  1. Hello Tom,

    Let’s not get “hysterical and inflammatory tabloid” about this.

    “Paralysis” is an over-hype to use.

    Both journalists and whistle-blowers, such as I am, are far more resilient and determined, and NOT the paralysed pushovers suggested in the title.

    Let’s address these cases one by one, in an effective way, that will give a message.

    Each time a Police Officer over steps the mark of what is appropriate and legal, then get that individual officer DISCIPLINED, which may involve criminal charges and a court case.

    Let it be made clear that law-enforcers who do not themselves observe the law itself are just another class of criminal.

    Police Forces need to have these duds weeded out, so that they do not bring decent and honest and dedicated Officers into disrepute.

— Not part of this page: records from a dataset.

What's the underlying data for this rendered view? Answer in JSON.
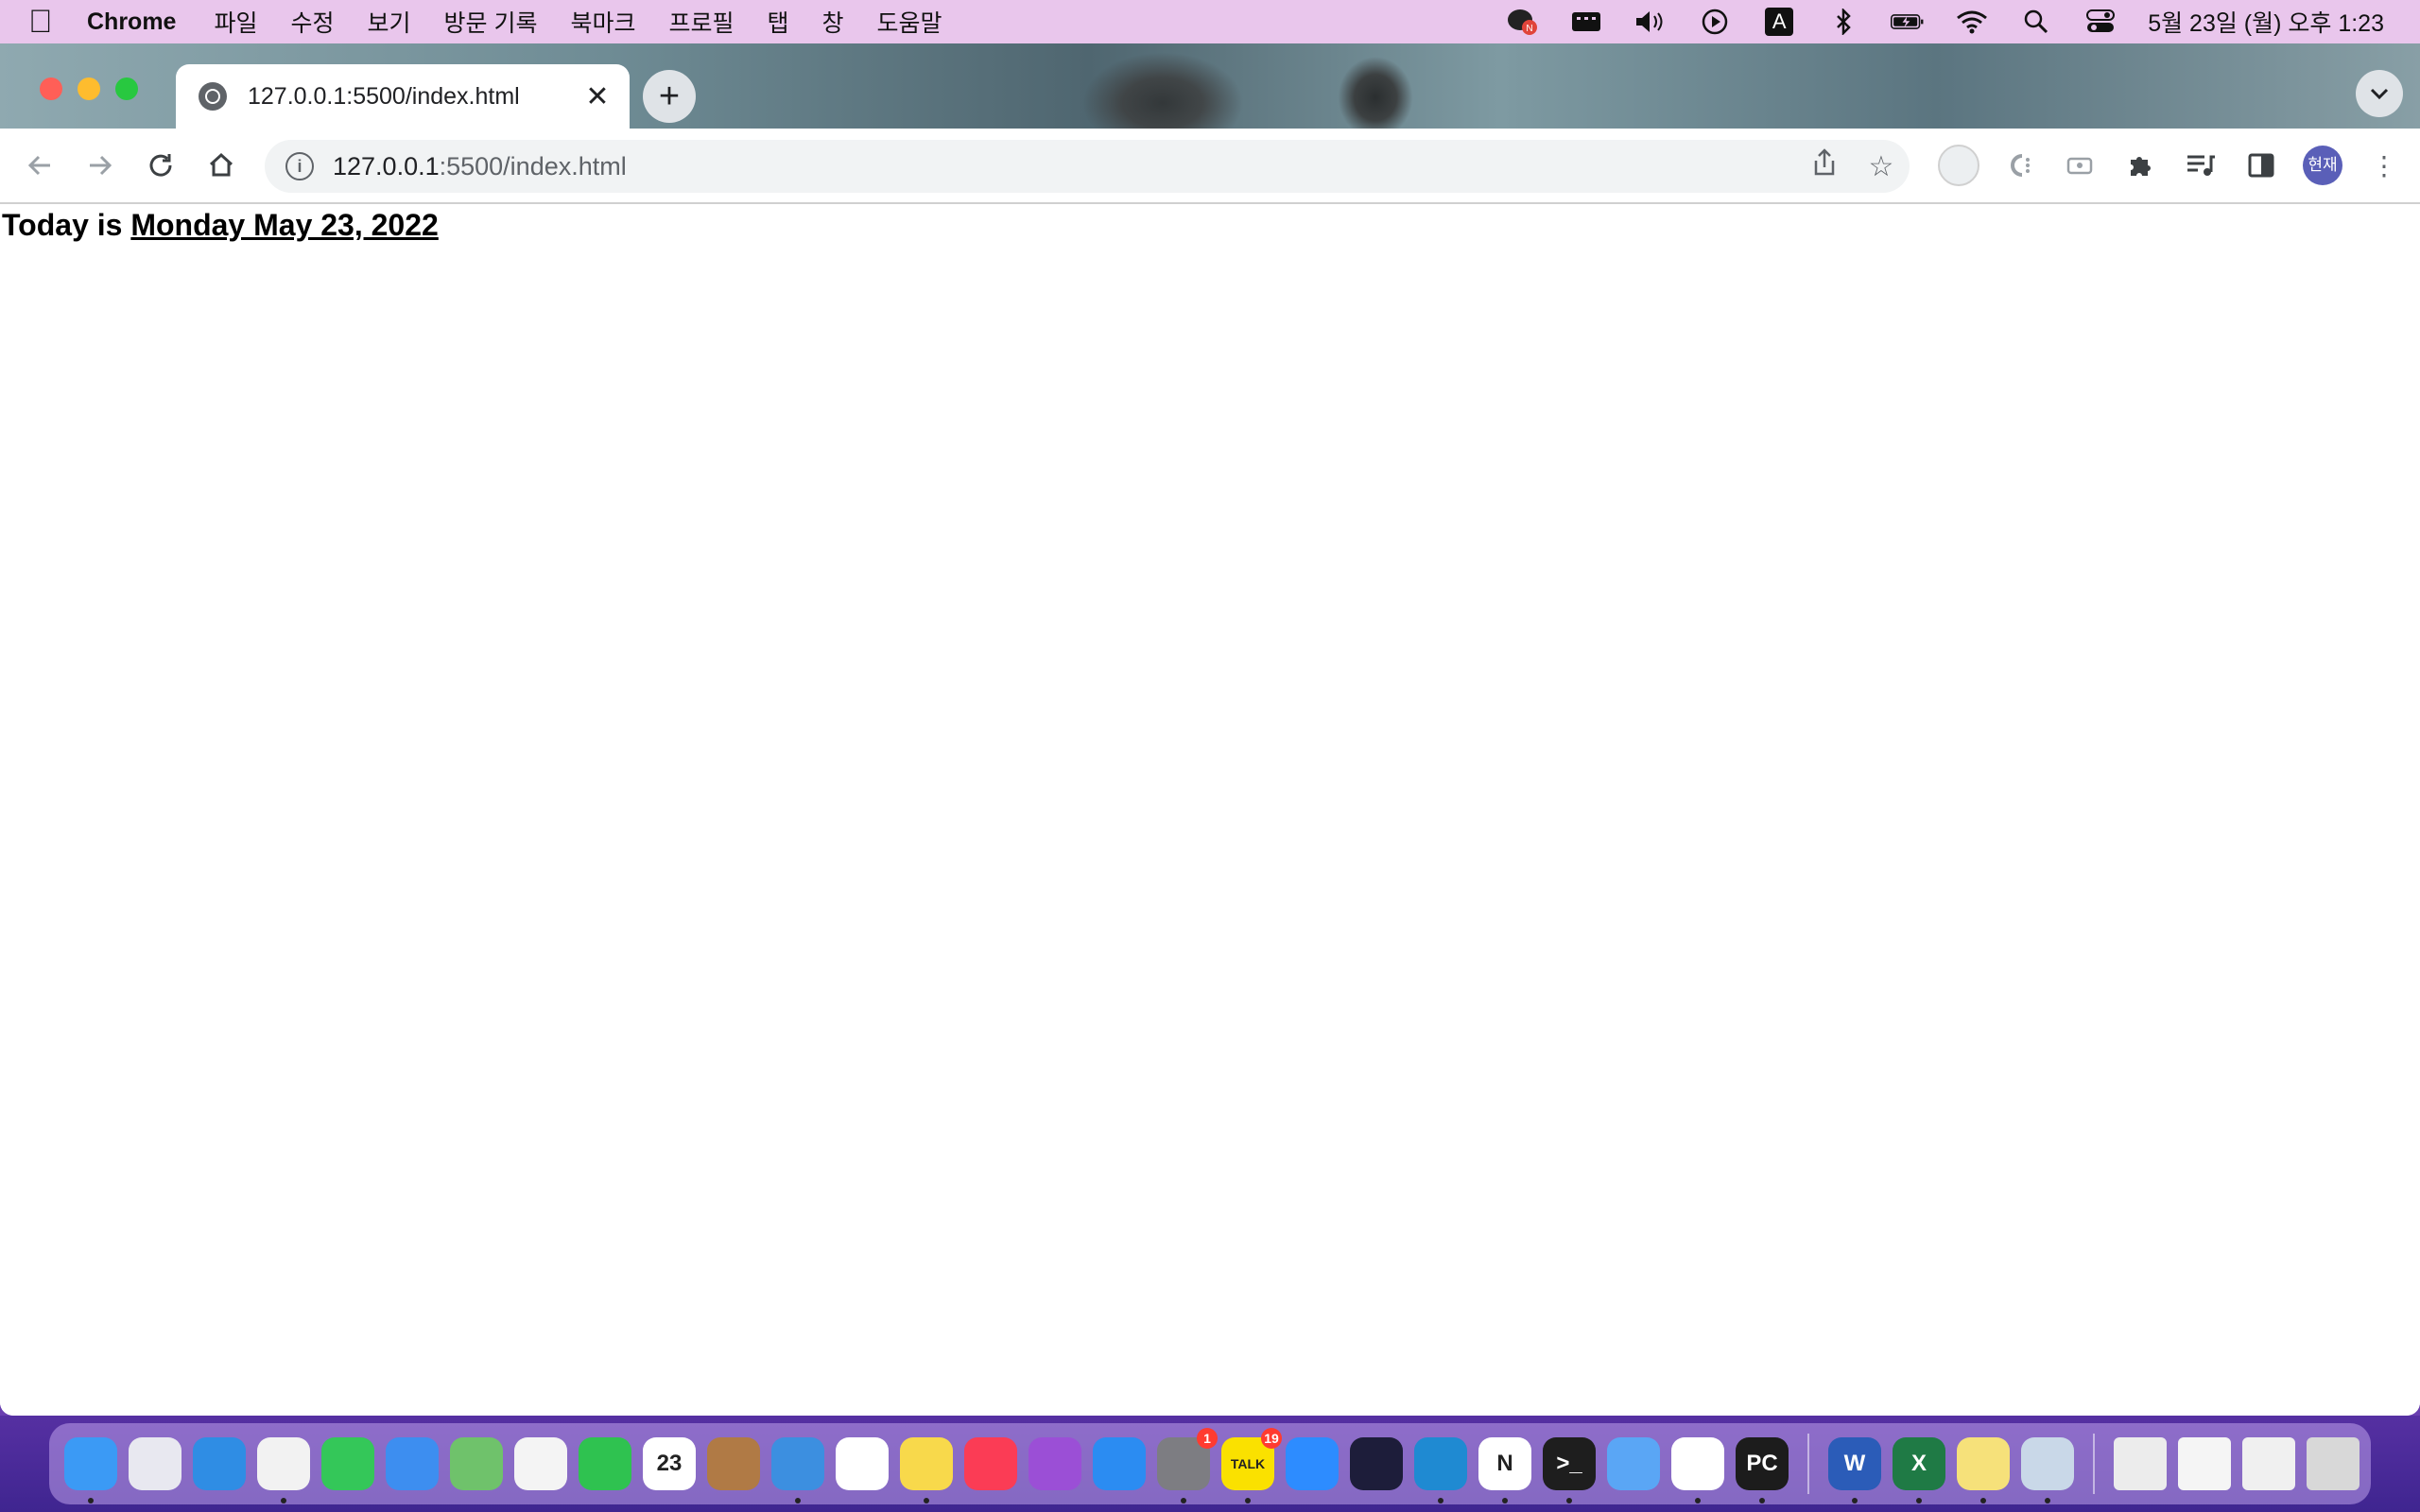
{
  "menubar": {
    "app_name": "Chrome",
    "items": [
      "파일",
      "수정",
      "보기",
      "방문 기록",
      "북마크",
      "프로필",
      "탭",
      "창",
      "도움말"
    ],
    "status_icons": [
      "messenger-icon",
      "display-icon",
      "volume-icon",
      "play-icon",
      "input-source-icon",
      "bluetooth-icon",
      "battery-icon",
      "wifi-icon",
      "spotlight-icon",
      "control-center-icon"
    ],
    "input_source": "A",
    "clock": "5월 23일 (월) 오후 1:23"
  },
  "browser": {
    "tab_title": "127.0.0.1:5500/index.html",
    "url_host": "127.0.0.1",
    "url_path": ":5500/index.html",
    "profile_initials": "현재"
  },
  "page": {
    "prefix": "Today is ",
    "date_link": "Monday May 23, 2022"
  },
  "dock": {
    "apps": [
      {
        "name": "finder",
        "color": "#3b9af5",
        "label": "",
        "running": true
      },
      {
        "name": "launchpad",
        "color": "#e8e8f0",
        "label": "",
        "running": false
      },
      {
        "name": "safari",
        "color": "#2f8de4",
        "label": "",
        "running": false
      },
      {
        "name": "chrome",
        "color": "#f2f2f2",
        "label": "",
        "running": true
      },
      {
        "name": "messages",
        "color": "#34c759",
        "label": "",
        "running": false
      },
      {
        "name": "mail",
        "color": "#3d8ef0",
        "label": "",
        "running": false
      },
      {
        "name": "maps",
        "color": "#6fc26b",
        "label": "",
        "running": false
      },
      {
        "name": "photos",
        "color": "#f4f4f4",
        "label": "",
        "running": false
      },
      {
        "name": "facetime",
        "color": "#2fc250",
        "label": "",
        "running": false
      },
      {
        "name": "calendar",
        "color": "#ffffff",
        "label": "23",
        "running": false
      },
      {
        "name": "contacts",
        "color": "#b07a45",
        "label": "",
        "running": false
      },
      {
        "name": "xcode",
        "color": "#3c8fe0",
        "label": "",
        "running": true
      },
      {
        "name": "reminders",
        "color": "#ffffff",
        "label": "",
        "running": false
      },
      {
        "name": "notes",
        "color": "#f8d94b",
        "label": "",
        "running": true
      },
      {
        "name": "music",
        "color": "#fb3c55",
        "label": "",
        "running": false
      },
      {
        "name": "podcasts",
        "color": "#9b4fd6",
        "label": "",
        "running": false
      },
      {
        "name": "app-store",
        "color": "#2b8cf2",
        "label": "",
        "running": false
      },
      {
        "name": "system-preferences",
        "color": "#7d7d82",
        "label": "",
        "badge": "1",
        "running": true
      },
      {
        "name": "kakaotalk",
        "color": "#fae100",
        "label": "TALK",
        "badge": "19",
        "running": true
      },
      {
        "name": "zoom",
        "color": "#2d8cff",
        "label": "",
        "running": false
      },
      {
        "name": "remote-app",
        "color": "#1d1d3a",
        "label": "",
        "running": false
      },
      {
        "name": "vscode",
        "color": "#1f8ad2",
        "label": "",
        "running": true
      },
      {
        "name": "notion",
        "color": "#ffffff",
        "label": "N",
        "running": true
      },
      {
        "name": "terminal",
        "color": "#1e1e1e",
        "label": ">_",
        "running": true
      },
      {
        "name": "simulator",
        "color": "#5aa6f5",
        "label": "",
        "running": false
      },
      {
        "name": "slack",
        "color": "#ffffff",
        "label": "",
        "running": true
      },
      {
        "name": "pycharm",
        "color": "#1c1c1c",
        "label": "PC",
        "running": true
      },
      {
        "name": "word",
        "color": "#2b5cb8",
        "label": "W",
        "running": true
      },
      {
        "name": "excel",
        "color": "#1f7a45",
        "label": "X",
        "running": true
      },
      {
        "name": "stickies",
        "color": "#f6e17a",
        "label": "",
        "running": true
      },
      {
        "name": "preview",
        "color": "#c9d8e8",
        "label": "",
        "running": true
      }
    ],
    "recent_docs": [
      {
        "name": "document-thumbnail",
        "color": "#ececec"
      },
      {
        "name": "chrome-window-thumbnail",
        "color": "#f5f5f5"
      },
      {
        "name": "chrome-window-thumbnail-2",
        "color": "#f0f0f0"
      },
      {
        "name": "trash",
        "color": "#d8d8d8"
      }
    ]
  }
}
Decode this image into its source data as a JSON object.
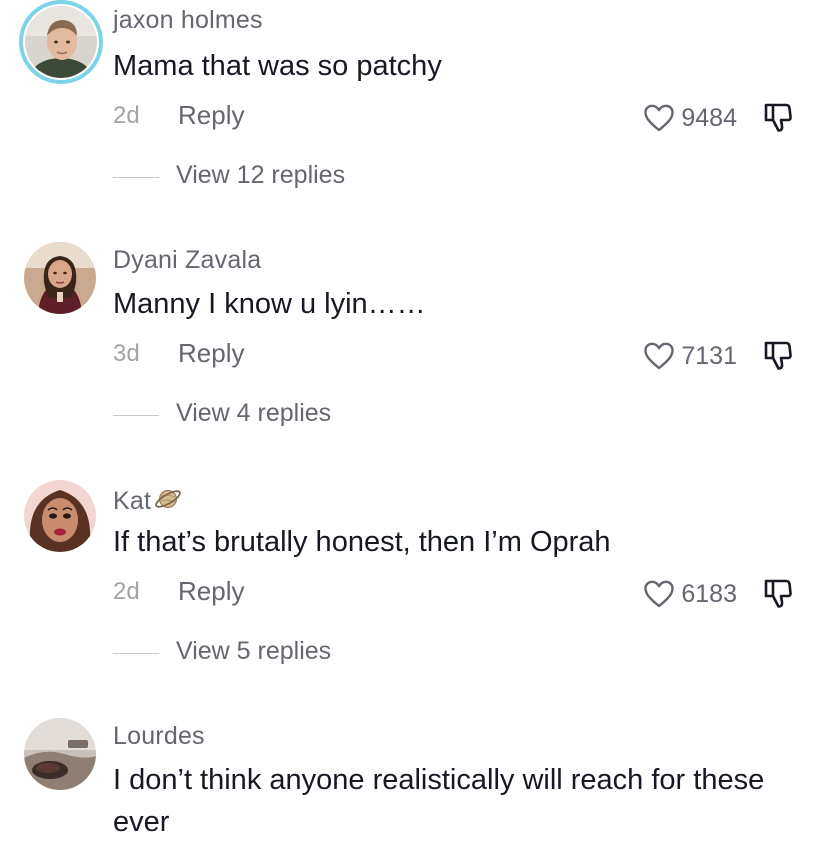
{
  "comments": [
    {
      "username": "jaxon holmes",
      "text": "Mama that was so patchy",
      "time": "2d",
      "reply_label": "Reply",
      "likes": "9484",
      "view_replies": "View 12 replies"
    },
    {
      "username": "Dyani Zavala",
      "text": "Manny I know u lyin……",
      "time": "3d",
      "reply_label": "Reply",
      "likes": "7131",
      "view_replies": "View 4 replies"
    },
    {
      "username": "Kat",
      "username_emoji": "saturn-icon",
      "text": "If that’s brutally honest, then I’m Oprah",
      "time": "2d",
      "reply_label": "Reply",
      "likes": "6183",
      "view_replies": "View 5 replies"
    },
    {
      "username": "Lourdes",
      "text": "I don’t think anyone realistically will reach for these ever"
    }
  ],
  "icons": {
    "like": "heart-outline-icon",
    "dislike": "thumbs-down-icon"
  },
  "colors": {
    "story_ring": "#7cd4e8",
    "secondary_text": "#646670",
    "muted_text": "#a2a3a9",
    "primary_text": "#161823"
  }
}
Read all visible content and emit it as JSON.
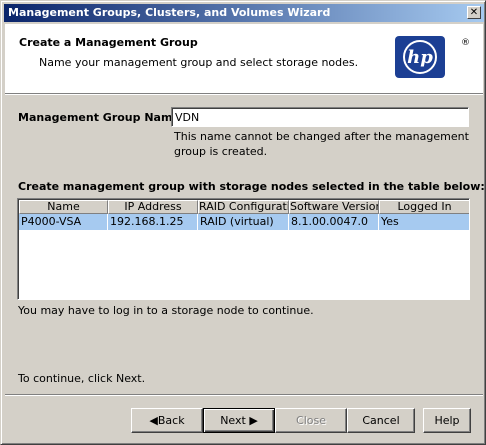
{
  "window": {
    "title": "Management Groups, Clusters, and Volumes Wizard",
    "close_glyph": "✕"
  },
  "header": {
    "title": "Create a Management Group",
    "subtitle": "Name your management group and select storage nodes.",
    "logo_text": "hp",
    "logo_registered": "®",
    "brand_color": "#1c3f94"
  },
  "form": {
    "mg_name_label": "Management Group Name:",
    "mg_name_value": "VDN",
    "mg_name_note": "This name cannot be changed after the management group is created."
  },
  "table": {
    "label": "Create management group with storage nodes selected in the table below:",
    "columns": [
      "Name",
      "IP Address",
      "RAID Configurati...",
      "Software Version",
      "Logged In"
    ],
    "rows": [
      [
        "P4000-VSA",
        "192.168.1.25",
        "RAID (virtual)",
        "8.1.00.0047.0",
        "Yes"
      ]
    ],
    "selected_color": "#a6caf0"
  },
  "notes": {
    "login": "You may have to log in to a storage node to continue.",
    "continue": "To continue, click Next."
  },
  "buttons": {
    "back": "Back",
    "next": "Next",
    "close": "Close",
    "cancel": "Cancel",
    "help": "Help"
  }
}
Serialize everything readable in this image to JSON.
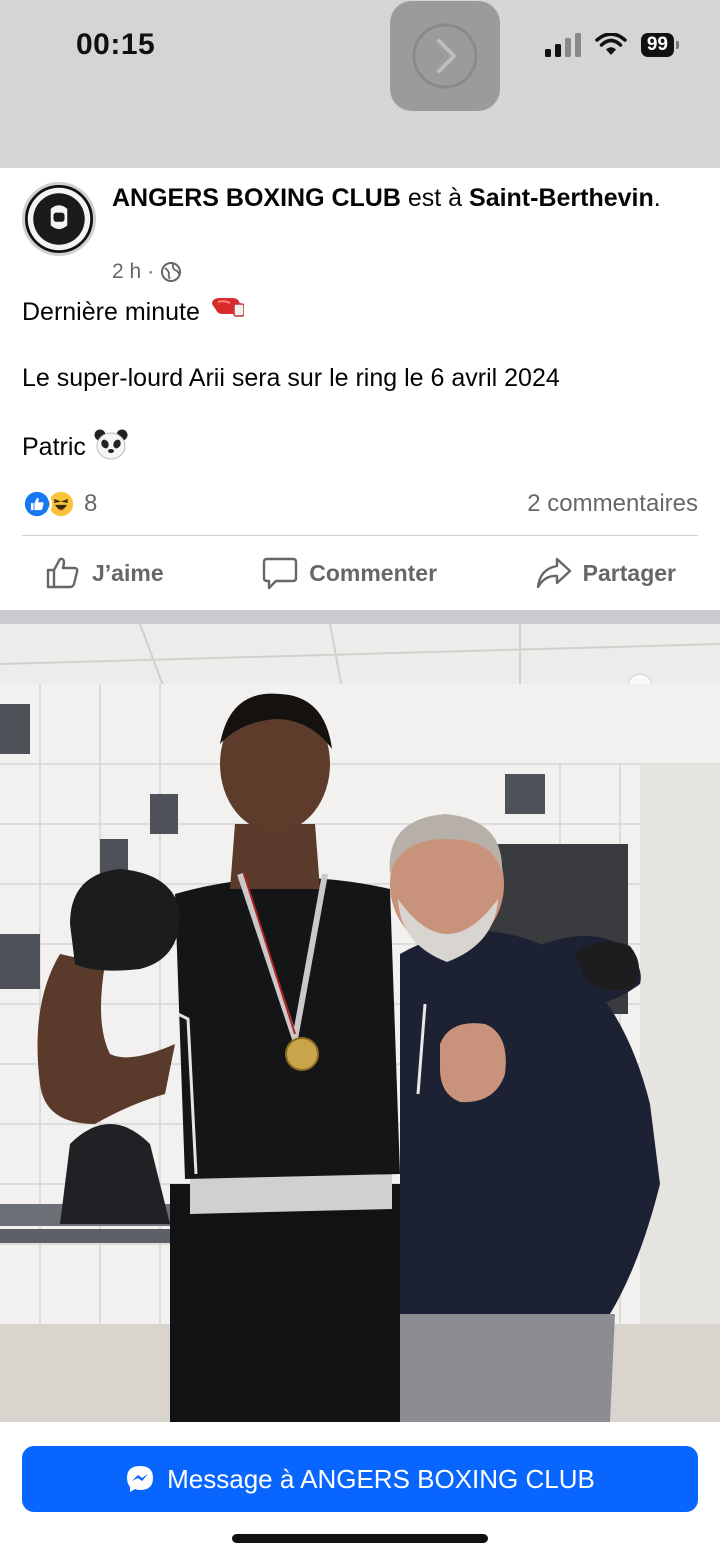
{
  "status_bar": {
    "time": "00:15",
    "battery": "99",
    "center_icon": "chevron-right-icon"
  },
  "post": {
    "page_name": "ANGERS BOXING CLUB",
    "connector": "est à",
    "location": "Saint-Berthevin",
    "location_suffix": ".",
    "age": "2 h",
    "separator": "·",
    "privacy_icon": "globe-icon",
    "text_line1": "Dernière minute",
    "text_line2": "Le super-lourd Arii sera sur le ring le 6 avril 2024",
    "text_line3": "Patric",
    "emoji_line1": "boxing-glove-emoji",
    "emoji_line3": "panda-emoji"
  },
  "reactions": {
    "count": "8",
    "icons": [
      "like-reaction-icon",
      "haha-reaction-icon"
    ],
    "comments_label": "2 commentaires"
  },
  "actions": {
    "like_label": "J’aime",
    "comment_label": "Commenter",
    "share_label": "Partager"
  },
  "message_button": {
    "label": "Message à ANGERS BOXING CLUB",
    "icon": "messenger-icon"
  },
  "colors": {
    "accent": "#0866ff",
    "secondary_text": "#65676b",
    "status_bar_bg": "#d5d5d7"
  }
}
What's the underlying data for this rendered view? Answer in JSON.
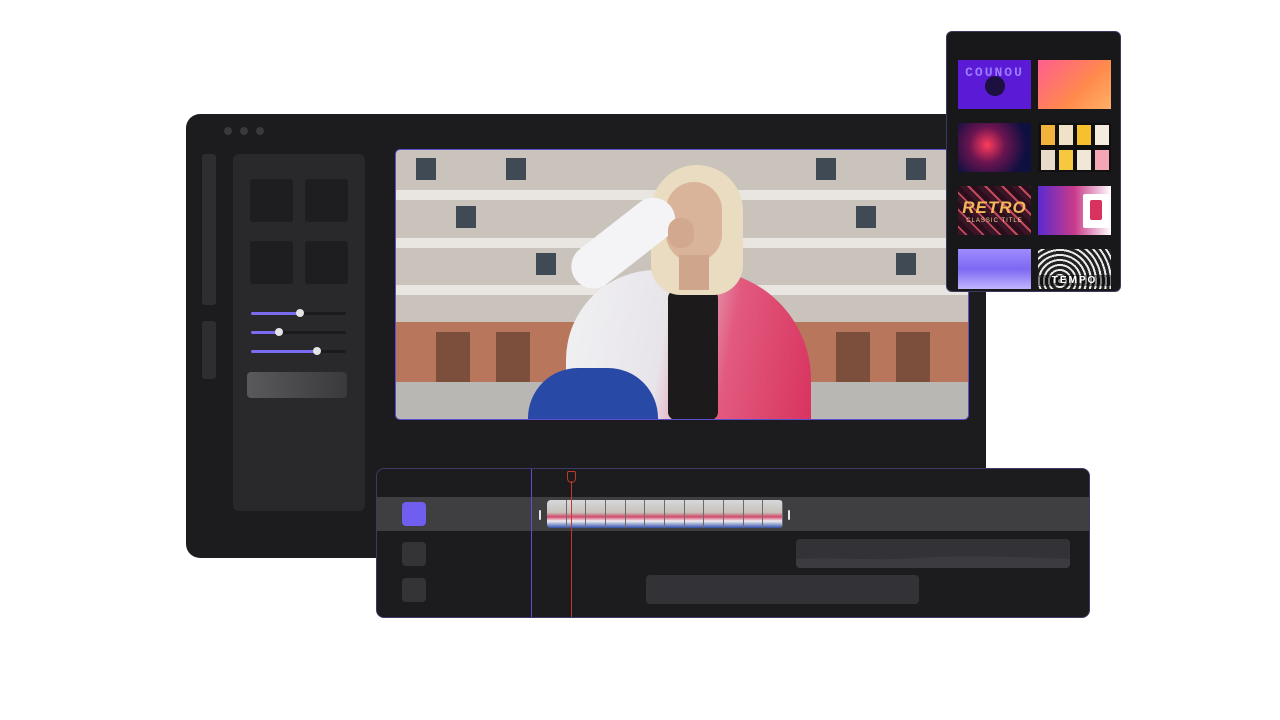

    Yours, George Gretton

  2. John H says:

    The police in this country are no longer due respect

    • Hello John H,of the No-Family Name,

      I don’t think that your generalisation does anything useful for anybody who lives in the real world.

      I encounter many Police Officers in my Anti-Fraud work.

      I find many obstructive, including Officers at a Senior level. They seem to think that by simply not responding to what I am bringing to their attention I will go away, which I won’t; I’m working towards getting a number of blatant criminals, especially those with privileged backgrounds, as have I, banged up in Prison for a while.

      I also encounter young Police Officers, such as a Graduate in Biomedical Sciences that is currently working as a Civilian 101 Operator in Thames Valley.

      The fact that she had that degree was really reflected in the way she recorded my complaint – of an attempt, by two individuals in this instance – to pervert the course of Justice, by making a false and vexatious Harassment Complaint against me, in order to discredit me in the eyes of the Police – a tactic now familiar to me.

      I thanked her, and commended her for looking into a Police Service Career. I showed her respect because she had just earned it. What do you think that she would think about your wet blanket statement?

      Would she feel encouraged to do her bit to contribute to the wellbeing of her Police Force, and thus to the Community that it Serves?

      George Gretton

  3. John H says:

    I DO live in the ‘real world’ & that’s why I no longer think they deserve my respect AND I’m entitled to MY opinion as are you

    Also why the sarcasm about my name? I put H so I wouldn’t be trolled by people like you

    • Wow, John H,

      You don’t specify what instances have led you to withdraw your generalised respect for the Police Officers.

      Do you, or do you not, make the assertion “All Police Officers are bad”?

      I have stated my own opinions, and have not denied you yours. I disagree with you in this area, and exercise my freedom of speech in a responsible way.

      When it comes to your surprising-to-me suggestion that I am a troller, then I ask you how many trollers troll in their own open and honest name, so that they can be held ACCOUNTABLE for what they say?

      I also suggest that you study the psychological mechanisms that Sigmund Freud and Carl Yung arrived at, of “projection” and “transference”; and that you try looking in a mirror, and work towards self-awareness.

      This site has an inspiring and uplifting name. I have sincerely posted many times here, and been uplifted by many sincere posts by others.

      But that does not stop it being a free-for-al, with the ever-present feet of clay. I may simply disconnect if there are too many posts that I regard as cranky and inappropriate, as resorting to personal issues what technical thought runs out.

      Yours, George Gretton

      • John H says:

        As a now retired litigator I have seen both good but regrettably more often the bad side of the police. In recent years they have become a tool of government and are no longer an independent body who’s only purpose was & still should be to protect the citizens.

        As for the judiciary all too often, by no means all, some judges show their bias to the detriment of either the accused or in civil matters the litigant AND as legal aid has been almost wiped out the courts are filling up with LiP’s (Litigants in Person) & that is causing undue delay & cost to the process of administrating law

Related Posts